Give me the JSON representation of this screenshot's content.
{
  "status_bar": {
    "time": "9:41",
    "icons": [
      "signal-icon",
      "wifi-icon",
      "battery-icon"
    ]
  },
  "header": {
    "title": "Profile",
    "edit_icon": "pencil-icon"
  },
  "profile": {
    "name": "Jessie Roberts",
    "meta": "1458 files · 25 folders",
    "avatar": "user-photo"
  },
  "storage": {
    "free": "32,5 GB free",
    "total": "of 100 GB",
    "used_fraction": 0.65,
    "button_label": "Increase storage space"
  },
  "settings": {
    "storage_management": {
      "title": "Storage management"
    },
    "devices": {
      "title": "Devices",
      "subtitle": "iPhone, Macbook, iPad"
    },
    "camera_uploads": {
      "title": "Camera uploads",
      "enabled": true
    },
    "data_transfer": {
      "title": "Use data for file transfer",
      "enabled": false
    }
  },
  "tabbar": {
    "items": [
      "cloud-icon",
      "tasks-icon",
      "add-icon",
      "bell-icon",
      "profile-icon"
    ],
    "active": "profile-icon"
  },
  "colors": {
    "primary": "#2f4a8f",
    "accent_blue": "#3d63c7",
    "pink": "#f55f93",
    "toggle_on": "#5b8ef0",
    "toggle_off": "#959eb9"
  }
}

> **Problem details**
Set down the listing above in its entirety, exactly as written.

> **Answer to this exercise**
Give me the JSON representation of this screenshot's content.
{
  "status_bar": {
    "time": "9:41",
    "icons": [
      "signal-icon",
      "wifi-icon",
      "battery-icon"
    ]
  },
  "header": {
    "title": "Profile",
    "edit_icon": "pencil-icon"
  },
  "profile": {
    "name": "Jessie Roberts",
    "meta": "1458 files · 25 folders",
    "avatar": "user-photo"
  },
  "storage": {
    "free": "32,5 GB free",
    "total": "of 100 GB",
    "used_fraction": 0.65,
    "button_label": "Increase storage space"
  },
  "settings": {
    "storage_management": {
      "title": "Storage management"
    },
    "devices": {
      "title": "Devices",
      "subtitle": "iPhone, Macbook, iPad"
    },
    "camera_uploads": {
      "title": "Camera uploads",
      "enabled": true
    },
    "data_transfer": {
      "title": "Use data for file transfer",
      "enabled": false
    }
  },
  "tabbar": {
    "items": [
      "cloud-icon",
      "tasks-icon",
      "add-icon",
      "bell-icon",
      "profile-icon"
    ],
    "active": "profile-icon"
  },
  "colors": {
    "primary": "#2f4a8f",
    "accent_blue": "#3d63c7",
    "pink": "#f55f93",
    "toggle_on": "#5b8ef0",
    "toggle_off": "#959eb9"
  }
}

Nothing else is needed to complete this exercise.